Honey is Jonas who has spent the past seven years living alone in his grandfather’s basement eating beans. But despite what everyone thinks, he has not been lonely. Through poetry, questioning, discussion, and interaction with an audience member Jonas explores his life and that of his late grandfather who was the true buy accutane poet. It is difficult to pinpoint what the aim of the show is and of the point of the story, yet his odd character, humour, and almost childlike quality make knowing irrelevant. 

Being chosen from the audience as ‘his Zoe’ is to be sucked into his world and enjoy the experience – especially as I was given a carton of Um Bongo. Interacting with Jonas was both fun and slightly terrifying, he has a strong presence and endearing personality making it impossible for me, as someone who does not usually enjoy audience participation, to rebuff him. I did not even object when he had me dance with him in front of the small, but very real, audience. I do wonder how the performance is seen from the viewpoint of those not involved in the show, if the character of Jonas interacting with a nervous non-thespian is as interesting and funny as it is for the one involved.

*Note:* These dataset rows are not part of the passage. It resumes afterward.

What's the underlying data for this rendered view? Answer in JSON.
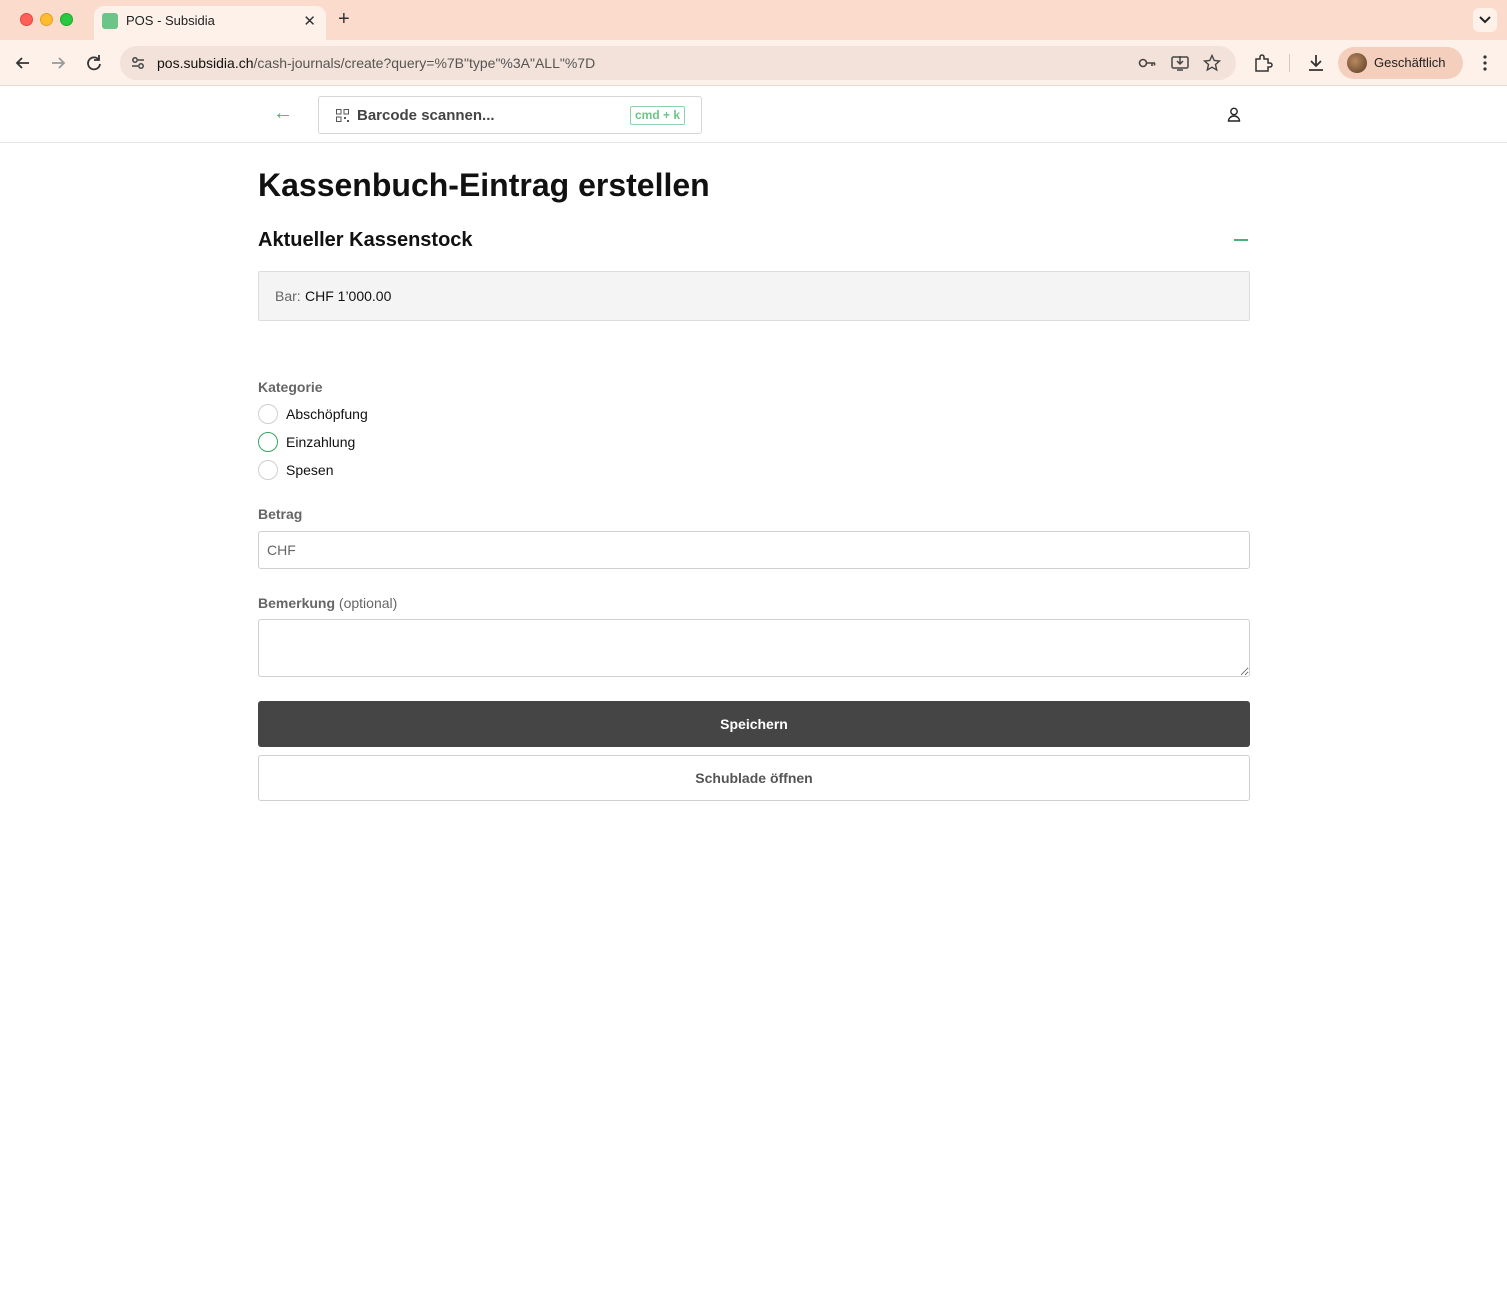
{
  "browser": {
    "tab_title": "POS - Subsidia",
    "url_host": "pos.subsidia.ch",
    "url_path": "/cash-journals/create?query=%7B\"type\"%3A\"ALL\"%7D",
    "profile_label": "Geschäftlich",
    "icons": [
      "back-icon",
      "forward-icon",
      "reload-icon",
      "site-settings-icon",
      "password-key-icon",
      "install-app-icon",
      "bookmark-star-icon",
      "extensions-icon",
      "downloads-icon",
      "menu-icon"
    ]
  },
  "header": {
    "back_glyph": "←",
    "scan_placeholder": "Barcode scannen...",
    "scan_shortcut": "cmd + k"
  },
  "page": {
    "title_bold": "Kassenbuch-Eintrag",
    "title_rest": " erstellen",
    "stock_section_title": "Aktueller Kassenstock",
    "stock_label": "Bar:",
    "stock_value": "CHF 1’000.00"
  },
  "form": {
    "category_label": "Kategorie",
    "categories": [
      {
        "label": "Abschöpfung",
        "selected": false
      },
      {
        "label": "Einzahlung",
        "selected": false
      },
      {
        "label": "Spesen",
        "selected": false
      }
    ],
    "amount_label": "Betrag",
    "amount_placeholder": "CHF",
    "remark_label": "Bemerkung",
    "remark_optional": "(optional)",
    "save_label": "Speichern",
    "drawer_label": "Schublade öffnen"
  },
  "colors": {
    "accent_green": "#4caf7a",
    "primary_button": "#454545",
    "tabbar_bg": "#fbdccc"
  }
}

The intimate setting works very well for this type of show and it would be interesting to see if creating an even more intimate setting would add more depth to the performance. It is sometimes difficult to take it too seriously, though the material has potential to take on much deeper, darker connotations. Tim Honnef interests me and has made me wonder about the innovation of theatre and how the Fringe Festival is impacting on that.

This review originally appeared on FringeReview and is reproduced in partnership with their permission.


Share Darrow

We believe in the free flow of information. We use an Commons Attribution-NonCommercial 4.0 International License, so you can republish our articles for free, online and in print.

Creative Commons Licence


You are free to republish this article both online and in print. We ask that you follow some simple guidelines.

Please do not edit the piece, ensure that you attribute the author, their institute, and mention that the article was originally published on Darrow.

By copying the HTML below, you will be adhering to all our guidelines.

Christine Lawler 42 Articles
Christine has a passion for literature and has been a closeted writer since childhood. Other passions include theatre, film, and all things geeky. She lives in Glasgow with a cat named Molls and a tortoise named Haruki Kabuki.

Be the first to comment

What do you think?